Rebounding will be an issue if Whiteside gets hurt or reaches himself into foul trouble. Miami grabbed just 72 percent of opponent misses when Whiteside was on the bench, a mark that would have ranked 29th, per NBA.com.
There are still so many questions — so many things that need to go right, and so many variables that could torpedo Miami’s season. Assume normal luck, and this looks and feels like a 47-win team — good enough to make noise but not to contend for a title. Being in the East obviously makes it easier, and the Heat know how to pace themselves for the playoffs. Coast into the no. 4 seed, stay healthy, rejoice in the absence of back-to-backs, and the Heat could be one Kyrie Irving ankle sprain from the Finals.

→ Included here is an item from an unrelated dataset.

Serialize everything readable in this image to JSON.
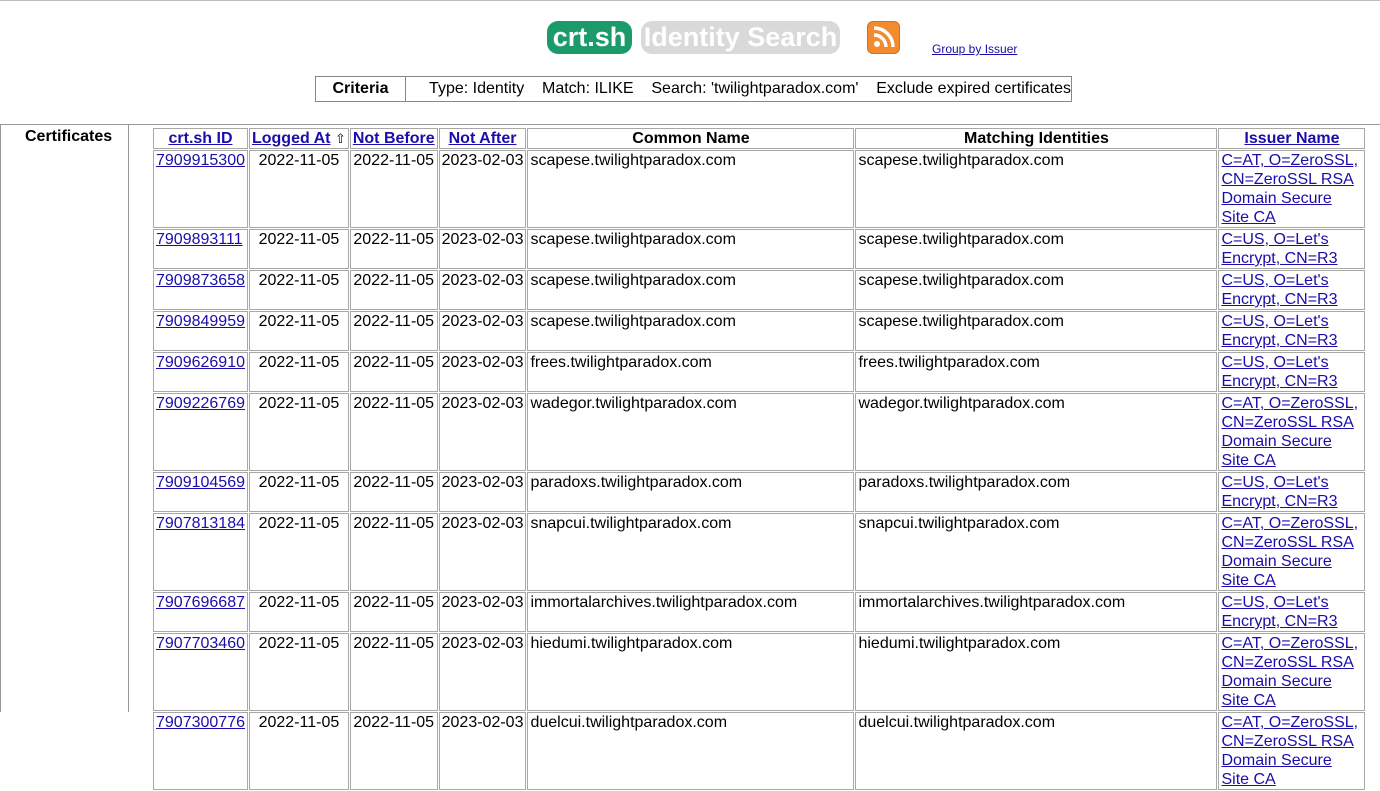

Winning on that level in Season 2 of the post-LeBron era would be an achievement, even if signing three stars at once bakes in an insurance policy against one of them leaving. You can only sink so low, especially in the East, with Bosh and Wade on your roster.
But winning 47 games behind an aging core, with three future first-round picks already out the window,4 feels less like a victory. It feels almost … reckless. The Heat could end up a better and smarter version of the Lakers, begging stars to take their money in a world in which everyone is going to have cap space over the next two or three years. That’s the downside, and it could be borderline catastrophic.
Philly owns Miami’s 2016 first-round pick, provided it falls outside the top 10. The 2018 pick Miami owes Phoenix is only top-seven protected, and it becomes unprotected in 2019. The 2021 pick headed to the Suns is completely unprotected.
One star changes everything, and Riley gets stars. Next summer, Miami could open up nearly $40 million in cap room, and as much as $45 million if it moves McRoberts for extra cap space. That’s a ton, but if Whiteside has even a solid season, it’s not enough to bring back both Whiteside and Wade while signing an outside star; the Heat will not have full Bird rights on Whiteside, meaning they will have to dip into cap space to re-sign him.
Consider one example: Durant’s max salary for 2016-17 will be about $25 million, leaving $15 million or $20 million to split between Wade and Whiteside. That won’t do it, unless Wade takes a massive hometown discount. (By the way: Rail against the Durant rumor mill if you want, but you’re kidding yourselves if you don’t think Riley will set Miami up to make a run at him.)
Whiteside looms as a mammoth sign-and-trade chip if another star wants to strong-arm his way into Miami, though that requires some cap gymnastics and the cooperation of teams that could just sign Whiteside outright. The Heat can’t trade a first-round pick next summer, according to cap experts. If a player demands to be in City X, he generally gets there, but Miami has forfeited a lot of the stuff that greases the wheels.
There is a huge space between contending for titles and living out the worst-case scenario, and the most likely outcome is that Miami exists in that space. Even if the Heat end up in that ho-hum end point, the journey there will be exciting. Here’s to the entertainment value of Riley going all in. Cleveland owner Dan Gilbert wrote the infamous letter vowing to win a title before LeBron got one in Miami. The Heat are actually pursuing that goal in a way the Cavs never did.